Exercise details =>
Every entry should be duplicated verbatim, and no picture may appear in the copy.

Supplied material below:

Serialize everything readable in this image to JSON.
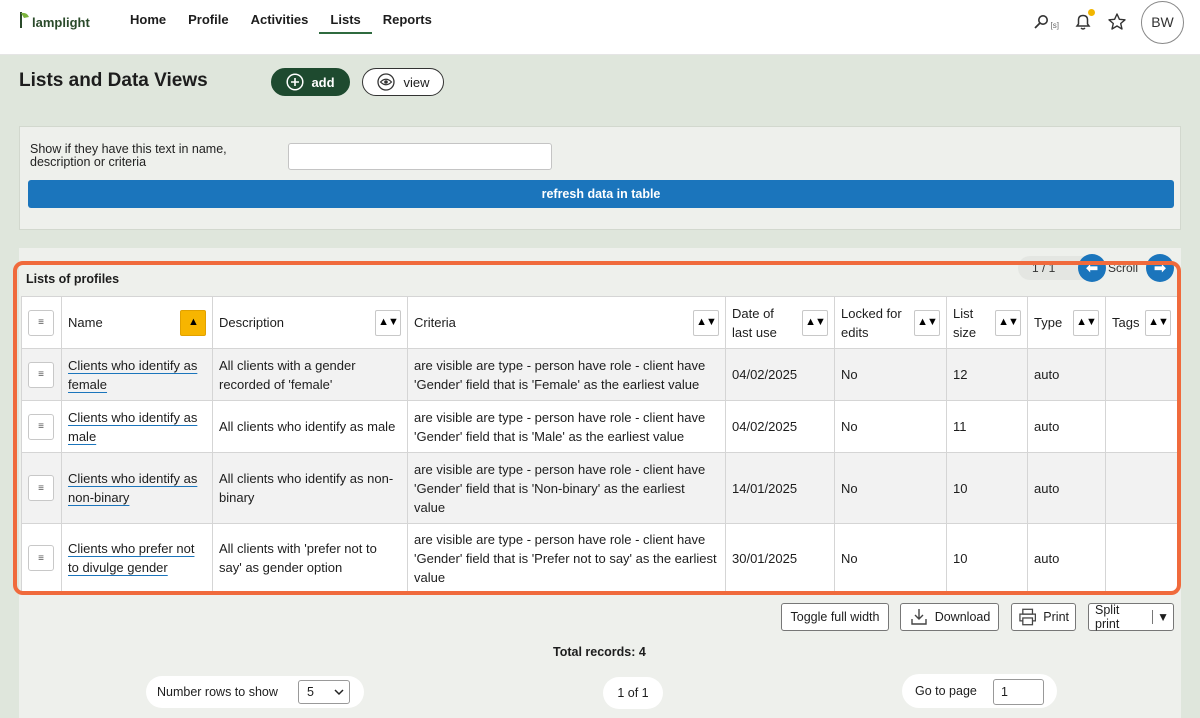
{
  "app": {
    "name": "lamplight"
  },
  "nav": {
    "items": [
      {
        "label": "Home"
      },
      {
        "label": "Profile"
      },
      {
        "label": "Activities"
      },
      {
        "label": "Lists"
      },
      {
        "label": "Reports"
      }
    ],
    "active": "Lists"
  },
  "top_icons": {
    "search_shortcut": "[s]",
    "avatar_initials": "BW",
    "search_icon": "magnifier-icon",
    "bell_icon": "bell-icon",
    "star_icon": "star-icon"
  },
  "header": {
    "title": "Lists and Data Views",
    "add_label": "add",
    "view_label": "view"
  },
  "filter": {
    "label": "Show if they have this text in name, description or criteria",
    "input_value": "",
    "refresh_label": "refresh data in table"
  },
  "table": {
    "title": "Lists of profiles",
    "page_indicator": "1 / 1",
    "scroll_label": "Scroll",
    "sort_glyph": "▲▼",
    "active_sort_glyph": "▲",
    "handle_glyph": "≡",
    "columns": [
      {
        "label": "Name"
      },
      {
        "label": "Description"
      },
      {
        "label": "Criteria"
      },
      {
        "label": "Date of last use"
      },
      {
        "label": "Locked for edits"
      },
      {
        "label": "List size"
      },
      {
        "label": "Type"
      },
      {
        "label": "Tags"
      }
    ],
    "rows": [
      {
        "name": "Clients who identify as female",
        "description": "All clients with a gender recorded of 'female'",
        "criteria": "are visible are type - person have role - client have 'Gender' field that is 'Female' as the earliest value",
        "date": "04/02/2025",
        "locked": "No",
        "size": "12",
        "type": "auto",
        "tags": ""
      },
      {
        "name": "Clients who identify as male",
        "description": "All clients who identify as male",
        "criteria": "are visible are type - person have role - client have 'Gender' field that is 'Male' as the earliest value",
        "date": "04/02/2025",
        "locked": "No",
        "size": "11",
        "type": "auto",
        "tags": ""
      },
      {
        "name": "Clients who identify as non-binary",
        "description": "All clients who identify as non-binary",
        "criteria": "are visible are type - person have role - client have 'Gender' field that is 'Non-binary' as the earliest value",
        "date": "14/01/2025",
        "locked": "No",
        "size": "10",
        "type": "auto",
        "tags": ""
      },
      {
        "name": "Clients who prefer not to divulge gender",
        "description": "All clients with 'prefer not to say' as gender option",
        "criteria": "are visible are type - person have role - client have 'Gender' field that is 'Prefer not to say' as the earliest value",
        "date": "30/01/2025",
        "locked": "No",
        "size": "10",
        "type": "auto",
        "tags": ""
      }
    ]
  },
  "tools": {
    "toggle_width": "Toggle full width",
    "download": "Download",
    "print": "Print",
    "split_print": "Split print"
  },
  "footer": {
    "total": "Total records: 4",
    "rows_label": "Number rows to show",
    "rows_value": "5",
    "page_indicator": "1 of 1",
    "goto_label": "Go to page",
    "goto_value": "1"
  },
  "colors": {
    "brand_green": "#1e4a2f",
    "primary_blue": "#1b75bc",
    "highlight": "#f06a3c",
    "sort_active": "#f7b500"
  }
}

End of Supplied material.

Result below =>
Serialize everything readable in this image to JSON.
{
  "app": {
    "name": "lamplight"
  },
  "nav": {
    "items": [
      {
        "label": "Home"
      },
      {
        "label": "Profile"
      },
      {
        "label": "Activities"
      },
      {
        "label": "Lists"
      },
      {
        "label": "Reports"
      }
    ],
    "active": "Lists"
  },
  "top_icons": {
    "search_shortcut": "[s]",
    "avatar_initials": "BW",
    "search_icon": "magnifier-icon",
    "bell_icon": "bell-icon",
    "star_icon": "star-icon"
  },
  "header": {
    "title": "Lists and Data Views",
    "add_label": "add",
    "view_label": "view"
  },
  "filter": {
    "label": "Show if they have this text in name, description or criteria",
    "input_value": "",
    "refresh_label": "refresh data in table"
  },
  "table": {
    "title": "Lists of profiles",
    "page_indicator": "1 / 1",
    "scroll_label": "Scroll",
    "sort_glyph": "▲▼",
    "active_sort_glyph": "▲",
    "handle_glyph": "≡",
    "columns": [
      {
        "label": "Name"
      },
      {
        "label": "Description"
      },
      {
        "label": "Criteria"
      },
      {
        "label": "Date of last use"
      },
      {
        "label": "Locked for edits"
      },
      {
        "label": "List size"
      },
      {
        "label": "Type"
      },
      {
        "label": "Tags"
      }
    ],
    "rows": [
      {
        "name": "Clients who identify as female",
        "description": "All clients with a gender recorded of 'female'",
        "criteria": "are visible are type - person have role - client have 'Gender' field that is 'Female' as the earliest value",
        "date": "04/02/2025",
        "locked": "No",
        "size": "12",
        "type": "auto",
        "tags": ""
      },
      {
        "name": "Clients who identify as male",
        "description": "All clients who identify as male",
        "criteria": "are visible are type - person have role - client have 'Gender' field that is 'Male' as the earliest value",
        "date": "04/02/2025",
        "locked": "No",
        "size": "11",
        "type": "auto",
        "tags": ""
      },
      {
        "name": "Clients who identify as non-binary",
        "description": "All clients who identify as non-binary",
        "criteria": "are visible are type - person have role - client have 'Gender' field that is 'Non-binary' as the earliest value",
        "date": "14/01/2025",
        "locked": "No",
        "size": "10",
        "type": "auto",
        "tags": ""
      },
      {
        "name": "Clients who prefer not to divulge gender",
        "description": "All clients with 'prefer not to say' as gender option",
        "criteria": "are visible are type - person have role - client have 'Gender' field that is 'Prefer not to say' as the earliest value",
        "date": "30/01/2025",
        "locked": "No",
        "size": "10",
        "type": "auto",
        "tags": ""
      }
    ]
  },
  "tools": {
    "toggle_width": "Toggle full width",
    "download": "Download",
    "print": "Print",
    "split_print": "Split print"
  },
  "footer": {
    "total": "Total records: 4",
    "rows_label": "Number rows to show",
    "rows_value": "5",
    "page_indicator": "1 of 1",
    "goto_label": "Go to page",
    "goto_value": "1"
  },
  "colors": {
    "brand_green": "#1e4a2f",
    "primary_blue": "#1b75bc",
    "highlight": "#f06a3c",
    "sort_active": "#f7b500"
  }
}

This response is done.